**RECORDS FOR THIS TASK**
========
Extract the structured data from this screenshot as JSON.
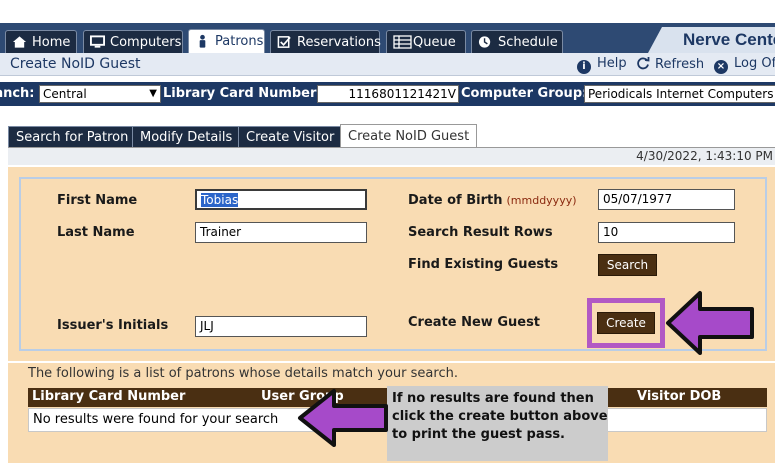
{
  "top_tabs": [
    {
      "label": "Home",
      "icon": "home-icon"
    },
    {
      "label": "Computers",
      "icon": "monitor-icon"
    },
    {
      "label": "Patrons",
      "icon": "person-icon"
    },
    {
      "label": "Reservations",
      "icon": "checkbox-icon"
    },
    {
      "label": "Queue",
      "icon": "list-icon"
    },
    {
      "label": "Schedule",
      "icon": "clock-icon"
    }
  ],
  "brand": "Nerve Center",
  "subheader": {
    "title": "Create NoID Guest",
    "help": "Help",
    "refresh": "Refresh",
    "logoff": "Log Off"
  },
  "filters": {
    "branch_label": "Branch:",
    "branch_value": "Central",
    "card_label": "Library Card Number:",
    "card_value": "1116801121421V",
    "group_label": "Computer Group:",
    "group_value": "Periodicals Internet Computers"
  },
  "sub_tabs": [
    "Search for Patron",
    "Modify Details",
    "Create Visitor",
    "Create NoID Guest"
  ],
  "datetime": "4/30/2022, 1:43:10 PM",
  "form": {
    "first_name_label": "First Name",
    "first_name_value": "Tobias",
    "last_name_label": "Last Name",
    "last_name_value": "Trainer",
    "issuer_label": "Issuer's Initials",
    "issuer_value": "JLJ",
    "dob_label": "Date of Birth",
    "dob_hint": "(mmddyyyy)",
    "dob_value": "05/07/1977",
    "rows_label": "Search Result Rows",
    "rows_value": "10",
    "find_label": "Find Existing Guests",
    "search_button": "Search",
    "create_label": "Create New Guest",
    "create_button": "Create"
  },
  "results": {
    "caption": "The following is a list of patrons whose details match your search.",
    "columns": [
      "Library Card Number",
      "User Group",
      "Visitor DOB"
    ],
    "empty_message": "No results were found for your search"
  },
  "callout": {
    "lines": [
      "If no results are found then",
      "click the create button above",
      "to print the guest pass."
    ]
  },
  "colors": {
    "nav_dark": "#1d3864",
    "form_bg": "#f9dcb3",
    "button_brown": "#4a2f12",
    "annotation_purple": "#a64ac9"
  }
}
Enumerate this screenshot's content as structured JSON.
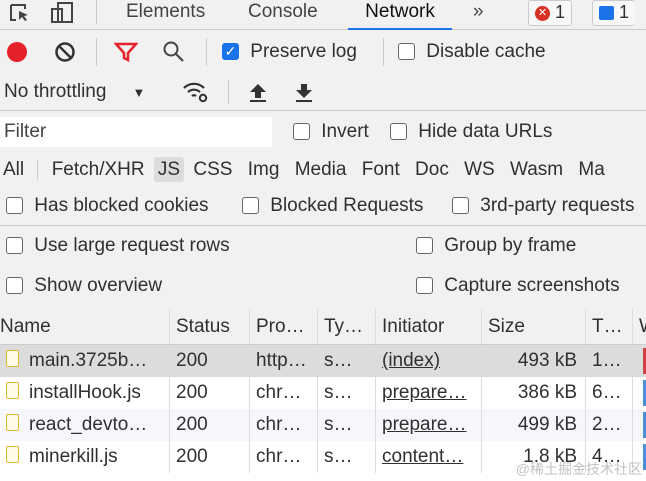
{
  "tabs": {
    "items": [
      "Elements",
      "Console",
      "Network"
    ],
    "more": "»",
    "active": "Network",
    "errors": "1",
    "messages": "1"
  },
  "toolbar": {
    "preserve_log": "Preserve log",
    "preserve_log_checked": true,
    "disable_cache": "Disable cache",
    "throttling": "No throttling"
  },
  "filter": {
    "placeholder": "Filter",
    "invert": "Invert",
    "hide_data_urls": "Hide data URLs"
  },
  "types": [
    "All",
    "Fetch/XHR",
    "JS",
    "CSS",
    "Img",
    "Media",
    "Font",
    "Doc",
    "WS",
    "Wasm",
    "Ma"
  ],
  "active_type": "JS",
  "options": {
    "blocked_cookies": "Has blocked cookies",
    "blocked_requests": "Blocked Requests",
    "third_party": "3rd-party requests",
    "large_rows": "Use large request rows",
    "group_by_frame": "Group by frame",
    "show_overview": "Show overview",
    "capture_screenshots": "Capture screenshots"
  },
  "table": {
    "headers": [
      "Name",
      "Status",
      "Pro…",
      "Ty…",
      "Initiator",
      "Size",
      "T…",
      "W"
    ],
    "rows": [
      {
        "name": "main.3725b…",
        "status": "200",
        "protocol": "http…",
        "type": "s…",
        "initiator": "(index)",
        "size": "493 kB",
        "time": "1…"
      },
      {
        "name": "installHook.js",
        "status": "200",
        "protocol": "chr…",
        "type": "s…",
        "initiator": "prepare…",
        "size": "386 kB",
        "time": "6…"
      },
      {
        "name": "react_devto…",
        "status": "200",
        "protocol": "chr…",
        "type": "s…",
        "initiator": "prepare…",
        "size": "499 kB",
        "time": "2…"
      },
      {
        "name": "minerkill.js",
        "status": "200",
        "protocol": "chr…",
        "type": "s…",
        "initiator": "content…",
        "size": "1.8 kB",
        "time": "4…"
      }
    ]
  },
  "watermark": "@稀土掘金技术社区"
}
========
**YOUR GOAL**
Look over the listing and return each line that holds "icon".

**WRITTEN SOLUTION**
      "icon": "home-icon"
      "icon": "monitor-icon"
      "icon": "person-icon"
      "icon": "checkbox-icon"
      "icon": "list-icon"
      "icon": "clock-icon"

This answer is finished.